By Maria Jesus Saenz

The need to embrace the digital transformation (DT) of supply chains remains critically important for companies, but as is the case in most areas of business, it is being shaped by the COVID-19 crisis.

In some respects, the imperative to pursue DT is even more urgent in light of the pandemic and its repercussions. Also, the crisis has significant implications for the way artificial intelligence (AI) — a core component of DT — is deployed in the supply chain domain.

Digital Transformation-derived flexibility gaining currency

The pandemic is testing the resilience of supply chains as never before, and the consequences for how supply chains are designed and operated will take years to play out. However, what is already clear is that DT will help to define what we mean by a resilient supply chain going forward.

Visibility is fundamental to resilience, and data is intrinsic to visibility. Companies that are relatively advanced in their DT journey are using end-to-end data to connect globally dispersed operations, and are achieving levels of visibility that are not available to less advanced enterprises.

DT also improves the ability of companies to flex with volatile markets and shifting demands. We have seen how powerful this can be as the pandemic has forced drastic changes in the corporate world. For example, manufacturers of autos and fashion apparel have pivoted to produce urgently needed medical and personal protective equipment.

Companies that can turn on a dime in this way have the flexibility and robustness needed to excel in highly changeable markets. DT imbues these qualities because it often requires companies to redesign processes from scratch. Also, they have to be adept at realigning the digital thread when introducing new products. The manufacturers that responded to demands created by the pandemic face this realignment challenge.

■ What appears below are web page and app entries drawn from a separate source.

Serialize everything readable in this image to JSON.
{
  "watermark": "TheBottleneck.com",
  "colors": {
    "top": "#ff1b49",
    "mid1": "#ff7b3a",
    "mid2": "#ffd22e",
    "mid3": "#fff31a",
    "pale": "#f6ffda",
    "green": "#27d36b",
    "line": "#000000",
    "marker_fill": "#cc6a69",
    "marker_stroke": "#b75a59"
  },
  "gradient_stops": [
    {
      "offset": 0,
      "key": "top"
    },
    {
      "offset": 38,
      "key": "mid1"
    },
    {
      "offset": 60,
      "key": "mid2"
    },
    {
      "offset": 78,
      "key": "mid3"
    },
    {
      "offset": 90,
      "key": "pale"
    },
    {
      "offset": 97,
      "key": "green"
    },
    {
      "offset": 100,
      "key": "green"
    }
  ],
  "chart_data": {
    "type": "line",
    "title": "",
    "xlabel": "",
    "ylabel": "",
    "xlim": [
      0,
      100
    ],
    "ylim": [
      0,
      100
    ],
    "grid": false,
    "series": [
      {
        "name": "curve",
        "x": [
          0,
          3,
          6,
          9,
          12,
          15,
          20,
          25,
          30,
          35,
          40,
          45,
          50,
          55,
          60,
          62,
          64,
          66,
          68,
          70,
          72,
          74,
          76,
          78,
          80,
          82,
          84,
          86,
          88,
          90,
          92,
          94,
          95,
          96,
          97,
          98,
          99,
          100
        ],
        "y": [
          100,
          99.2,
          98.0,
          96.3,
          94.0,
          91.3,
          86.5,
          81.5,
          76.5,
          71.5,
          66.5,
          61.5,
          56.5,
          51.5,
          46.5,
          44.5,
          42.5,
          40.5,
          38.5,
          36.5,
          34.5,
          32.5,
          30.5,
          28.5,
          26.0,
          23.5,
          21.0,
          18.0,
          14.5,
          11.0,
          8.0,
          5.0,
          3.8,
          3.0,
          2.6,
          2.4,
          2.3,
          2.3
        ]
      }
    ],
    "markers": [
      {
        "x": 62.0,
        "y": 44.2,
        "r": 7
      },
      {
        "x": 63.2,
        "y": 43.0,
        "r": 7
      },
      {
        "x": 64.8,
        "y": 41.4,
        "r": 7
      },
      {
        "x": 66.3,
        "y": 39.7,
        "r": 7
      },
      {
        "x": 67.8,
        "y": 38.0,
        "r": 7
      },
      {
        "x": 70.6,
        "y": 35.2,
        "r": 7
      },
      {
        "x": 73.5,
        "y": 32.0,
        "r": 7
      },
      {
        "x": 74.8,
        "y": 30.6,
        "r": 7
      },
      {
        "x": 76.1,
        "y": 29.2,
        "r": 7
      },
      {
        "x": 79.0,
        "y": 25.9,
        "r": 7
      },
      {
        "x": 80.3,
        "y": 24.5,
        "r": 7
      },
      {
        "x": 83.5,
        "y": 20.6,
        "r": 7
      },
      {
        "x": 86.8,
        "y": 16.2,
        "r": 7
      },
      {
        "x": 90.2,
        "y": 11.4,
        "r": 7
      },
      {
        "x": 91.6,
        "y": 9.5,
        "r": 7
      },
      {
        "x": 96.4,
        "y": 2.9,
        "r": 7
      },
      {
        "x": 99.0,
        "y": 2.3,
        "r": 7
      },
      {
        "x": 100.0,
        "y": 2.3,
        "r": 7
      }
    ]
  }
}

Unfortunately, companies that have only just started their DT journey will find it more difficult to achieve this level of flexibility. These enterprises will have to ramp up their efforts in response to market demands.

Moreover, DT lends itself to e-commerce and the service rigors of last-mile delivery. E-commerce has gained ground in the pandemic as stay-at-home consumers order more products online.

Another potential pandemic-related outcome is that DT will help companies to manage the uncertainties of global trade. The COVID-19 crisis is compounding the tensions that disrupted trade flows before the virus erupted. However, globalization will still be a potent force even when the pandemic subsides. For example, a single Apple iPhone is made up of parts sourced from 42 countries. Companies are redesigning their supply networks in response to changes in the global trade landscape. Digitalized supply chains will make it easier for them to switch from one model to another as government policies change.

View the full article on

View the full article on the MTL CTL blog.